In the 1970’s with an expanding family and a shrinking wallet, we needed to resolve the issue of having a roof over our heads.
Ideally it would need to be
• affordable – as if we had any choice.
• environmentally sustainable – was just plain common sense
• creatively satisfying –
The economic boom in the second half of the 50’s
had everyone dreaming of their own home on a quarter-acre block, and that was the real genesis of contemporary Australian suburbia. But in the half-century since then, the whole concept of Australian family life has changed dramatically. In the process, so has the family home.
Taking stock of our position, we narrowed the choice down to building our own mudbrick house on a bush block north of Melbourne.
Having grown up in Eltham after WW11 we knew all about building with not very much money. In his book, ‘Living in the environment’, Alistair Knox a pioneer of reviving the art of building with mudbrick, describes this period as “being in the midst of a wonderful golden age in Eltham.” Eltham Then And Now There was a lot of laughing and little work as men stretched at their psychological post-war ease, convinced the world owed them a living.The last thing they wanted to do was to return to normal work.
Mudbricks looked a pleasant way of doing nearly nothing for a little money. It was harder than they realised, because they were paid one shilling for every brick they produced, and there was more to it than met the eye. But it solved the problem of shortage of materials for building a home. Some great examples of building with a mixture of naturally available materials and recycling at it’s best can be seen on this montsalvat page. Be sure to check out the gallery page .Montsalvat
“Average pay won’t buy a home”
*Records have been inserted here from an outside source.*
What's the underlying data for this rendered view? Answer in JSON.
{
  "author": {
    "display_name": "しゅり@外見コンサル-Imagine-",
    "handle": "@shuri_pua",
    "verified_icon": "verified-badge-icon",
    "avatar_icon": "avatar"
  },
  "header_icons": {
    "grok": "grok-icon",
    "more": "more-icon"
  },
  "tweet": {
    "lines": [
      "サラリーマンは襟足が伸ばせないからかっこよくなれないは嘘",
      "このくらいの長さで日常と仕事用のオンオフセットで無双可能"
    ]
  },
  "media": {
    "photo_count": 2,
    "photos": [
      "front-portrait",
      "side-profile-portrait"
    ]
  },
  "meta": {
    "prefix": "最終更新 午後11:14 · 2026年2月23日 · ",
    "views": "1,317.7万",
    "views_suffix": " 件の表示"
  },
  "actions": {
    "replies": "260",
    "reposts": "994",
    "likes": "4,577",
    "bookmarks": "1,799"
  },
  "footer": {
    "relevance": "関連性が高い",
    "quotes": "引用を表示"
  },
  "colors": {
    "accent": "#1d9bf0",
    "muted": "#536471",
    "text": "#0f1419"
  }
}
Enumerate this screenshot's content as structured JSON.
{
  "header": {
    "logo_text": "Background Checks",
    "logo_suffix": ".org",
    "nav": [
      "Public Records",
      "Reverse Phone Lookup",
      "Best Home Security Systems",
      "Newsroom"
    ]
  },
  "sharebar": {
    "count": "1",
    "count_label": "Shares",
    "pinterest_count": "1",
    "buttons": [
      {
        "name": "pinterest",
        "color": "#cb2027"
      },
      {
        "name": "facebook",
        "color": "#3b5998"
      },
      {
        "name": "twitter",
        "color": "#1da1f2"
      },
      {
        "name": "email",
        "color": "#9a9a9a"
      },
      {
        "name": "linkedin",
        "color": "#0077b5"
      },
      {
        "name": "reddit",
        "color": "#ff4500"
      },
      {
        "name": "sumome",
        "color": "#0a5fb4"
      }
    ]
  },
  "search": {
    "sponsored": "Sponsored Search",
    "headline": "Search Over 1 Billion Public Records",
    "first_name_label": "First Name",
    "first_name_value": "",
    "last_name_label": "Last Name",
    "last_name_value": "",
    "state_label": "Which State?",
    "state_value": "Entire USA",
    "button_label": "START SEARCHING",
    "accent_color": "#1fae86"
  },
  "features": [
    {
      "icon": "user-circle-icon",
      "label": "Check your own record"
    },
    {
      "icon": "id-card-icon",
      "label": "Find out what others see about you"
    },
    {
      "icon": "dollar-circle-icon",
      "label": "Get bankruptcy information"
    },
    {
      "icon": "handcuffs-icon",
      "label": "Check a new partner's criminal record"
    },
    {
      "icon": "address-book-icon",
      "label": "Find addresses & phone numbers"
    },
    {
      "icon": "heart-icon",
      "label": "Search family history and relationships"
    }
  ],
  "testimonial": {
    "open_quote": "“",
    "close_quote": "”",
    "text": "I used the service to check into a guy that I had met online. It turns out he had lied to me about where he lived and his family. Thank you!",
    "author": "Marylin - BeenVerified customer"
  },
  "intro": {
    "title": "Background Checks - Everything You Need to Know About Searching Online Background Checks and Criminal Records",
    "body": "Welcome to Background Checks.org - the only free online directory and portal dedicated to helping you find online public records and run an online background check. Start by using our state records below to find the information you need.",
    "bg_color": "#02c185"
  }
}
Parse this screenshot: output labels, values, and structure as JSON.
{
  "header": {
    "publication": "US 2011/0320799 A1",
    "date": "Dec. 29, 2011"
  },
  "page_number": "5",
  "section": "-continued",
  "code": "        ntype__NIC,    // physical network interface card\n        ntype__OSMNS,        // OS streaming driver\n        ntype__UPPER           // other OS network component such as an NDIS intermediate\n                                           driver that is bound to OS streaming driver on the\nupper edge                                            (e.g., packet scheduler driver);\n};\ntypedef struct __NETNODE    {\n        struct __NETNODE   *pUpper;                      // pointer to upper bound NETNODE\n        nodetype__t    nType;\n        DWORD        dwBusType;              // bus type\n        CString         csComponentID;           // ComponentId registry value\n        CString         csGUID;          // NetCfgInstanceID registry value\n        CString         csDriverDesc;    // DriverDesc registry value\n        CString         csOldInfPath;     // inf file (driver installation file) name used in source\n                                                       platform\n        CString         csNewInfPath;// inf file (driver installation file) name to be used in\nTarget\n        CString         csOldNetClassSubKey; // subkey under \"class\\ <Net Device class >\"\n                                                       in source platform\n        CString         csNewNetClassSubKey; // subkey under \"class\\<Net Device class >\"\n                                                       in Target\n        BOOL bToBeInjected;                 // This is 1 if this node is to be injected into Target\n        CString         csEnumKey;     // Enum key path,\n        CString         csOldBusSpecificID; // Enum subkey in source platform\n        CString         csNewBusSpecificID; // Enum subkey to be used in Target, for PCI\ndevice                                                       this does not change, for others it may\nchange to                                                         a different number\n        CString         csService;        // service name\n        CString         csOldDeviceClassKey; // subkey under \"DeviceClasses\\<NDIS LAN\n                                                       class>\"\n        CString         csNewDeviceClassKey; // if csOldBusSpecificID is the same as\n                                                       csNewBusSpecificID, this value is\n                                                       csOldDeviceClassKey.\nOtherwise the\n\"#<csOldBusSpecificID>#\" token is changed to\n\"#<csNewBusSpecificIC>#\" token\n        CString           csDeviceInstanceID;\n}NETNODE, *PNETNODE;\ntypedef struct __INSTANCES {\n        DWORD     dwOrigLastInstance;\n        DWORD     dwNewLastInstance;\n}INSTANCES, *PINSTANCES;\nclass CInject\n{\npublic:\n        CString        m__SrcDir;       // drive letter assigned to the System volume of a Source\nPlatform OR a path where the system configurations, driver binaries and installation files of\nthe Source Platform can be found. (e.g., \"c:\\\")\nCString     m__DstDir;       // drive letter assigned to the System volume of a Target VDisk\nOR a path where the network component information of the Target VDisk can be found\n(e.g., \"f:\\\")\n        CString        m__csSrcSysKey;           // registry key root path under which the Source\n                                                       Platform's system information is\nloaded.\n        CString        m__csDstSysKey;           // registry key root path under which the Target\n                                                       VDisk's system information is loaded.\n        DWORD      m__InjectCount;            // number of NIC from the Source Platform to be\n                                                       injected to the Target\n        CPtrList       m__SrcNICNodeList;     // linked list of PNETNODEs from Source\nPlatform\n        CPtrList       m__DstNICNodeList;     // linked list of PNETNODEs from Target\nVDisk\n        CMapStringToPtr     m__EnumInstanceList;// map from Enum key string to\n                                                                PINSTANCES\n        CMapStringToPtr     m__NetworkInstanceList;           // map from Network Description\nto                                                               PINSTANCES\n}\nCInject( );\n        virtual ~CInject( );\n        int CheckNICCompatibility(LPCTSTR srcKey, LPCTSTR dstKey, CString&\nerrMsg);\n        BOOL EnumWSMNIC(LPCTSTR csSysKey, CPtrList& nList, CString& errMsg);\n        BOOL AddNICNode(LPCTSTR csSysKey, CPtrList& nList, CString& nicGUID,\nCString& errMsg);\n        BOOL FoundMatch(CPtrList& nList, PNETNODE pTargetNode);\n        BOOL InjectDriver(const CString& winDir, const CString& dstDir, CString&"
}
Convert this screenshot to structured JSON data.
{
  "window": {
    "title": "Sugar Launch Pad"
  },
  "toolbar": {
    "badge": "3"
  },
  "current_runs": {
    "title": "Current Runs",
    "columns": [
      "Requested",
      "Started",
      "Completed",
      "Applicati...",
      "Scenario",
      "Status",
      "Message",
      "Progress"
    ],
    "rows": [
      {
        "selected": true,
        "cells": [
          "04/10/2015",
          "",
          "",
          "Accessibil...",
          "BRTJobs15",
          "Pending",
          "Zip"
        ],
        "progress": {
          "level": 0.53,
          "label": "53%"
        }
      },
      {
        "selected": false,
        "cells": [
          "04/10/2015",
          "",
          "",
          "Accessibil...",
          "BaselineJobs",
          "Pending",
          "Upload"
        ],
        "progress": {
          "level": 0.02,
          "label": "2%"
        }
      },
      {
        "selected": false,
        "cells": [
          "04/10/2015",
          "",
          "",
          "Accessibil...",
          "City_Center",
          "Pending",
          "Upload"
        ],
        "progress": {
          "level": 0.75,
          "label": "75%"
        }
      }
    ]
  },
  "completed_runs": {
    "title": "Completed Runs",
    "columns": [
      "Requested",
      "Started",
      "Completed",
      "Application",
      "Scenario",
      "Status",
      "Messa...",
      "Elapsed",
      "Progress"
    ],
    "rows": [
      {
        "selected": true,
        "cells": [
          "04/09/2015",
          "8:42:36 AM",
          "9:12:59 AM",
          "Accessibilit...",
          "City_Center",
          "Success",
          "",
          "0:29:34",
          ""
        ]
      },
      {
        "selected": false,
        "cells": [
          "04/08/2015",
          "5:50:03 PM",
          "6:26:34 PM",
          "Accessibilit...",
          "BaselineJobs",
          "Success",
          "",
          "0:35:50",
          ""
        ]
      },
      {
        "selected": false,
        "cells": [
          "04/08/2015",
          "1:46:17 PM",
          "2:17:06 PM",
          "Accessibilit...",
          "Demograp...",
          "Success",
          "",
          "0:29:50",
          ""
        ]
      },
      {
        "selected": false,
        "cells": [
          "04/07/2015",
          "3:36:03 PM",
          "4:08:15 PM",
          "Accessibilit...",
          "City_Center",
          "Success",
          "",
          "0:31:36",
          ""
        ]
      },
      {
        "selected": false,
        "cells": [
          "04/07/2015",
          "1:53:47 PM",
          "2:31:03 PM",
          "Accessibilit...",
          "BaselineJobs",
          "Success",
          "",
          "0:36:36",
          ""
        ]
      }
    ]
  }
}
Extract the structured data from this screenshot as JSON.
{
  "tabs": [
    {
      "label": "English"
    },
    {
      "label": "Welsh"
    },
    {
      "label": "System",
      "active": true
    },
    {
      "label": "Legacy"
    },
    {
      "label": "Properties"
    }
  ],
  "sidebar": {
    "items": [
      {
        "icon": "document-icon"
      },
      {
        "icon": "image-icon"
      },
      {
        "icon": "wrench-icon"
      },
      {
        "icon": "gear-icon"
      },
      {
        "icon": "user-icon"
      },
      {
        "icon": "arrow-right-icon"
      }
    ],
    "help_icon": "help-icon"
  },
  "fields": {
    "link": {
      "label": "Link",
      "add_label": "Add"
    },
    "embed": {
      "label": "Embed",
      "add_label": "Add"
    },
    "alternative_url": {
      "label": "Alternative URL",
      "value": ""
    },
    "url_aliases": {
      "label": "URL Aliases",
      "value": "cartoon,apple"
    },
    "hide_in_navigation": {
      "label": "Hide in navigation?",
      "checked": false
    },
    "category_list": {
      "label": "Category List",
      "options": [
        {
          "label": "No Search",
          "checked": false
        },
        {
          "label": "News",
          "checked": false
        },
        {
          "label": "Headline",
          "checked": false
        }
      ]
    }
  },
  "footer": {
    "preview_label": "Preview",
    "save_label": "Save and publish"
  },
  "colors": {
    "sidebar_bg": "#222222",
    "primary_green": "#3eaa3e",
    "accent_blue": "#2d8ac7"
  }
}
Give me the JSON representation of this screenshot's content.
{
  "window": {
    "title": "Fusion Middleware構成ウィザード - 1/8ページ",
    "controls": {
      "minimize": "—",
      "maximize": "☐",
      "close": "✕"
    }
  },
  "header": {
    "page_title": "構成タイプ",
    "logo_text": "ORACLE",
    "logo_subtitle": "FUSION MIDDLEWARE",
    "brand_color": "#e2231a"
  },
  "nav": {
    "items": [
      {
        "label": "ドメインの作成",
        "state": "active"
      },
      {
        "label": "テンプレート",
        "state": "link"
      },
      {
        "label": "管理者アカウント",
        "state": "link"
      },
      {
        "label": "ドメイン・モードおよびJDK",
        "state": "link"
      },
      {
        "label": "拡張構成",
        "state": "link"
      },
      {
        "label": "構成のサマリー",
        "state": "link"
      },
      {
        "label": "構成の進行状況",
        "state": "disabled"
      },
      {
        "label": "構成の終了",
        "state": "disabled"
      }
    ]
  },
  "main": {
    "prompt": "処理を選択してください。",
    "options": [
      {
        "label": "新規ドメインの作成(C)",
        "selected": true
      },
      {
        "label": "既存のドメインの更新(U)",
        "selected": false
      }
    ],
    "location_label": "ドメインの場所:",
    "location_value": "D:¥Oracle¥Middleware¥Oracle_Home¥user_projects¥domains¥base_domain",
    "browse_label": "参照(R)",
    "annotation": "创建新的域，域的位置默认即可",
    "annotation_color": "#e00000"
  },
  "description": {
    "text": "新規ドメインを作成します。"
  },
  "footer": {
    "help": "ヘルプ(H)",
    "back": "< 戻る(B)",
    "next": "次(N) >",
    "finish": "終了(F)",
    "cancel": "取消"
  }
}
Quotation from a recent article in the Melbourne Age
THE average Australian family can no longer afford the average home mortgage, according to new figures that paint a devastating picture of
how unaffordable housing has become in capital cities like Melbourne.
As the Reserve Bank considers raising interest rates again next week, figures from the Real Estate Institute of Australia suggest households on average incomes would need to spend $3 in every $8 they earn just to service an average mortgage.”
Low energy homes should start at the point of creation.It doesn’t make sense to use an obscene ammount of energy and materials to construct a living environment, that when finished will run on the smell of an oily rag. A properly constructed home built from low energy materials (such as mudbrick) is a natural starting point to your commitment to a new lifestyle, to live in a more balanced way with the environment.
This site will document much of the history of sustainable building,
it doesn’t set out to give plans from which to choose your ideal home, rather to illustrate the back-ground of people who for usually the simplest of reasons became pioneers of a way of life that offered great challenges, and rewarded them with a daily reminder that they had created something of real value, ” their own special place in the world”.
The unsung heroes of that history are the many thousands of people who simply took a tin box and shovel or axe and went on to build a house, either because they had no other choice or because they wanted to build something unique.
Todays builders have the advantage of choices, something that would have been a luxury to earlier generations. Now we can commence building from the ground up, digging the foundations, making mudbricks and complete construction, or choosing to project manage, have it fully built, even truck in completed homes or combine these choices to suit needs.
Whichever way is best for you, remember that no book or web site can tell you how to design and build your ideal home. Whatever choices you make it will be a challenging time, it will be creative. It will be rewarding, but above all it should be fun, Take comfort in knowing that many others have travelled this road before you, they have all created their own special place-and we can learn a lot from their efforts. The spirit of those latter day pioneers is alive and well today and we need look no further than .Asphyxia’s $20,000 mud brick house in Melbourne to see that it is still possible.
Having a warm home that looks good and works well and that you, your family and friends enjoy must be one of the most worthwhile things in life; and to help, you achieve it is the object of this site.